  28. Strategy Count Summary • English monolinguals are the highest users of resyllabified sonorants, and Spanish-English late bilinguals are the highest users of deletion • Early Spanish-English bilinguals consistently fall in between English monolinguals and English-Spanish late bilinguals wrt strategy • Individual differences currently abound, but they seem to be patterning similarly within groups • Larger n will most likely wash this out at the group level

  29. Statistical Analysis Multinomial Logistic Regression • Multinomial logistic regressions were calculated using the nnet package in R (Venables 2002)

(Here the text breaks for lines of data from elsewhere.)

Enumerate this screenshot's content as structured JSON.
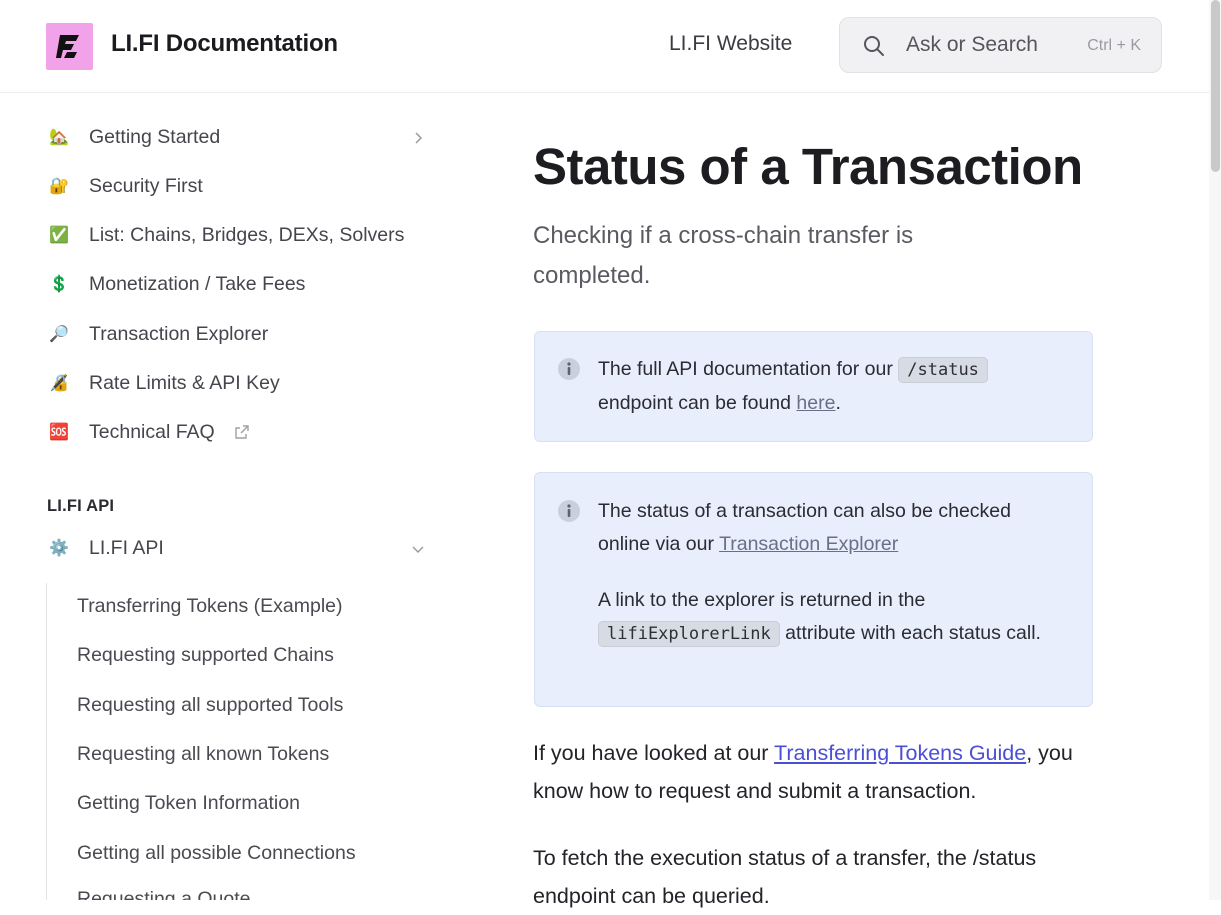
{
  "header": {
    "title": "LI.FI Documentation",
    "website_link": "LI.FI Website",
    "search_placeholder": "Ask or Search",
    "search_shortcut": "Ctrl + K"
  },
  "sidebar": {
    "items": [
      {
        "emoji": "🏡",
        "label": "Getting Started"
      },
      {
        "emoji": "🔐",
        "label": "Security First"
      },
      {
        "emoji": "✅",
        "label": "List: Chains, Bridges, DEXs, Solvers"
      },
      {
        "emoji": "💲",
        "label": "Monetization / Take Fees"
      },
      {
        "emoji": "🔎",
        "label": "Transaction Explorer"
      },
      {
        "emoji": "🔏",
        "label": "Rate Limits & API Key"
      },
      {
        "emoji": "🆘",
        "label": "Technical FAQ"
      }
    ],
    "section_heading": "LI.FI API",
    "api_group": {
      "emoji": "⚙️",
      "label": "LI.FI API"
    },
    "sub_items": [
      "Transferring Tokens (Example)",
      "Requesting supported Chains",
      "Requesting all supported Tools",
      "Requesting all known Tokens",
      "Getting Token Information",
      "Getting all possible Connections",
      "Requesting a Quote"
    ]
  },
  "main": {
    "title": "Status of a Transaction",
    "subtitle": "Checking if a cross-chain transfer is completed.",
    "hint1": {
      "pre": "The full API documentation for our ",
      "code": "/status",
      "mid": " endpoint can be found ",
      "link": "here",
      "post": "."
    },
    "hint2": {
      "line1_pre": "The status of a transaction can also be checked online via our ",
      "line1_link": "Transaction Explorer",
      "line2_pre": "A link to the explorer is returned in the ",
      "line2_code": "lifiExplorerLink",
      "line2_post": " attribute with each status call."
    },
    "para1": {
      "pre": "If you have looked at our ",
      "link": "Transferring Tokens Guide",
      "post": ", you know how to request and submit a transaction."
    },
    "para2": "To fetch the execution status of a transfer, the /status endpoint can be queried."
  },
  "colors": {
    "logo_bg": "#f2a2e8",
    "hint_bg": "#e8eefb",
    "link": "#4b4fd6"
  }
}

  30. Multinomial Logistic Regression • Run only on target items to predict repair strategy • Intercept: Spanish-English early bilingual, coda cluster permissible in English and Spanish with no apparent strategy • Run in R (R Core Team, 2013) with the multinom() function in nnet package • Dependent Variables: • Speaker Group • Cluster Position (onset or coda) • Permissibility

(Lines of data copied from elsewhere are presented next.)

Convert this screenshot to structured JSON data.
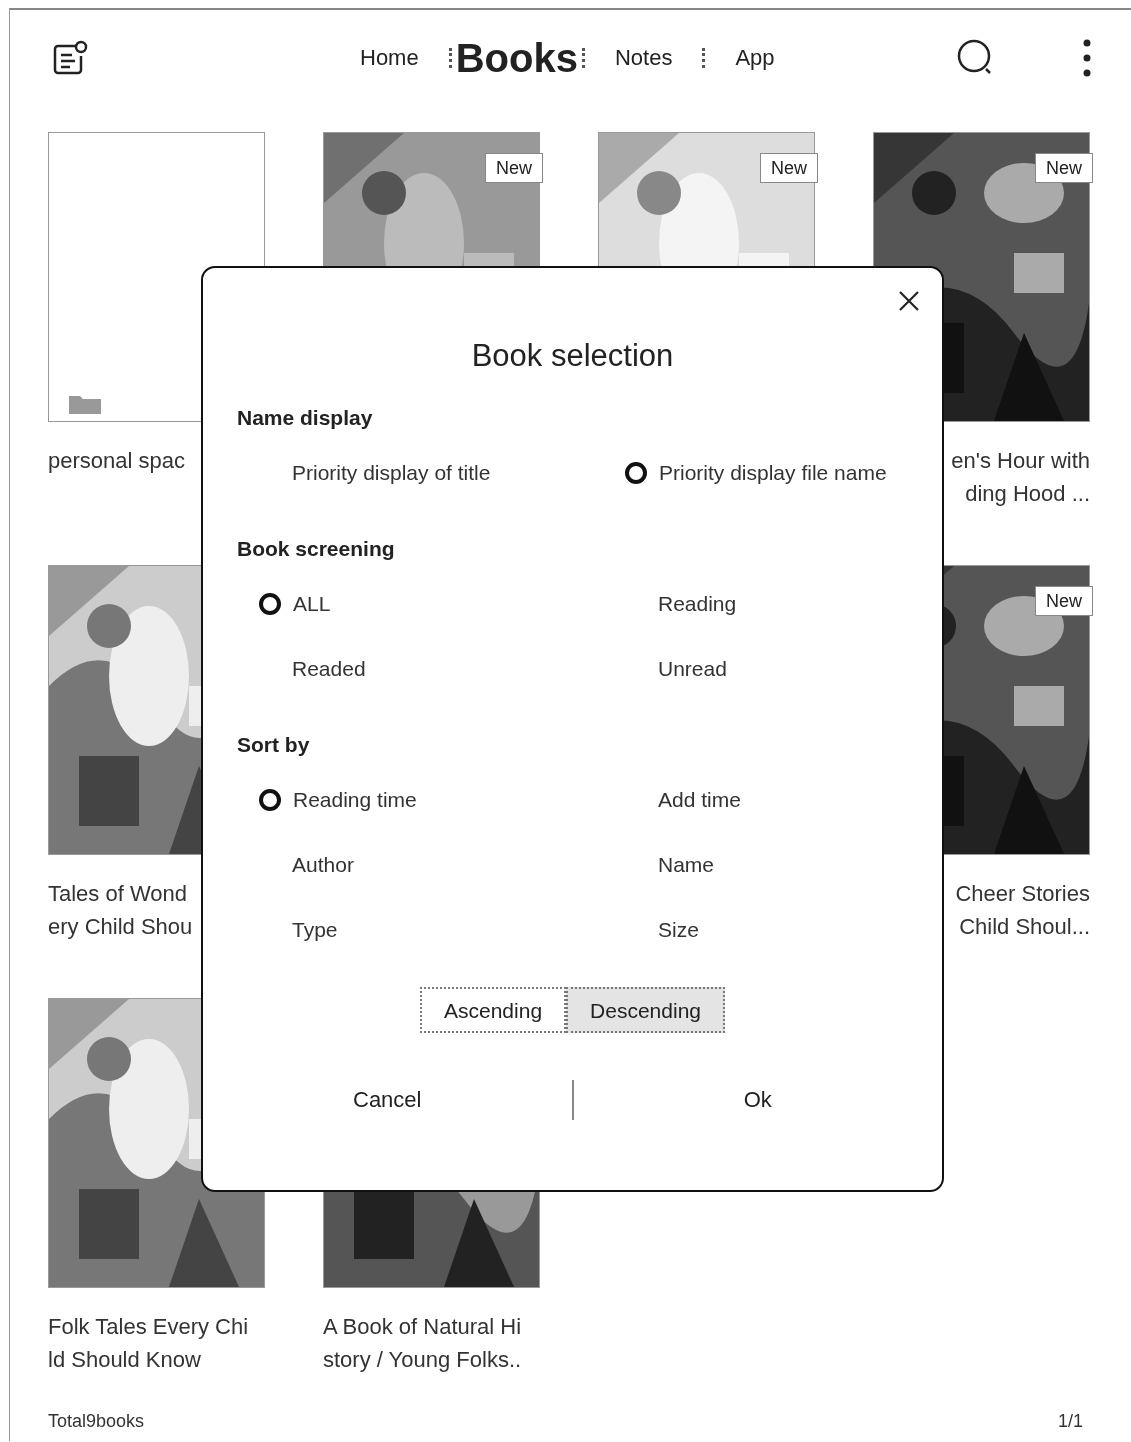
{
  "header": {
    "tabs": [
      {
        "label": "Home",
        "selected": false
      },
      {
        "label": "Books",
        "selected": true
      },
      {
        "label": "Notes",
        "selected": false
      },
      {
        "label": "App",
        "selected": false
      }
    ]
  },
  "shelf": [
    [
      {
        "kind": "folder",
        "title_lines": [
          "personal spac"
        ]
      },
      {
        "kind": "picture",
        "badge": "New"
      },
      {
        "kind": "picture",
        "badge": "New"
      },
      {
        "kind": "picture",
        "badge": "New",
        "title_lines": [
          "en's Hour with",
          "ding Hood ..."
        ]
      }
    ],
    [
      {
        "kind": "picture",
        "title_lines": [
          "Tales of Wond",
          "ery Child Shou"
        ]
      },
      {
        "kind": "picture",
        "badge": "New",
        "title_lines": [
          "Cheer Stories",
          "Child Shoul..."
        ]
      }
    ],
    [
      {
        "kind": "picture",
        "title_lines": [
          "Folk Tales Every Chi",
          "ld Should Know"
        ]
      },
      {
        "kind": "picture",
        "title_lines": [
          "A Book of Natural Hi",
          "story / Young Folks.."
        ]
      }
    ]
  ],
  "footer": {
    "total": "Total9books",
    "page": "1/1"
  },
  "dialog": {
    "title": "Book selection",
    "sections": [
      {
        "heading": "Name display",
        "options": [
          {
            "label": "Priority display of title",
            "selected": false
          },
          {
            "label": "Priority display file name",
            "selected": true
          }
        ]
      },
      {
        "heading": "Book screening",
        "options": [
          {
            "label": "ALL",
            "selected": true
          },
          {
            "label": "Reading",
            "selected": false
          },
          {
            "label": "Readed",
            "selected": false
          },
          {
            "label": "Unread",
            "selected": false
          }
        ]
      },
      {
        "heading": "Sort by",
        "options": [
          {
            "label": "Reading time",
            "selected": true
          },
          {
            "label": "Add time",
            "selected": false
          },
          {
            "label": "Author",
            "selected": false
          },
          {
            "label": "Name",
            "selected": false
          },
          {
            "label": "Type",
            "selected": false
          },
          {
            "label": "Size",
            "selected": false
          }
        ]
      }
    ],
    "order": [
      {
        "label": "Ascending",
        "selected": false
      },
      {
        "label": "Descending",
        "selected": true
      }
    ],
    "buttons": [
      "Cancel",
      "Ok"
    ]
  }
}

  31. Type 2 ANOVA on Model • All 3 predictors highly significant (p<.0001) • In order of decreasing Chi-square value: • Permissibility • Non-permissibility in both languages significantly increases the chance of a strategy emerging • Speaker Group • Not all speaker groups behaved identically with respect to resolution strategy • Cluster Position • Coda clusters were more likely to produce a strategy than onset clusters

  32. Model Summary: • Onset Clusters are less likely to produce a strategy than coda clusters • Impermissibility in both Spanish and English increases the probability that a strategy will emerge, but the opposite is true for English-permissible clusters • Early bilinguals behave similarly to English monolinguals wrt most strategies

  33. Discussion • Though there are global tendencies for speakers of a given language to adopt a certain repair strategy for illicit clusters, these tendencies seem to shift with additional experience in a foreign language • New strategies can develop with increased proficiency in a foreign language • Early bilinguals, with the highest amount of experience in both languages, effectively demonstrate a hybrid phonotactic system with access to strategies common to both languages • They consistently appear between English monolinguals and late English-Spanish bilinguals in terms of strategy use • Ghosts vowels, when produced, demonstrate some degree of centralization reflected in changes in both F1 and F2. • This effect is modulated by vowel, with high vowels showing the greatest change in position between ghost vowel and target (possibly due to potential outliers)

  34. THANK YOU to: • Professors/colleagues: • Marianna Nadeu • John Lipski • Matthew Carlson • Members of PHON (Phonetics/Phonology Reading Group at Penn State) • phonpsu.blogspot.com • Other members of the Department of Spanish, Italian, and Portuguese at Penn State • Members of the Judith Kroll’s Purple Lab and GiuliDussias’s ISÍ lab • Research assistants: • Hope Schmid • SeonGu Lee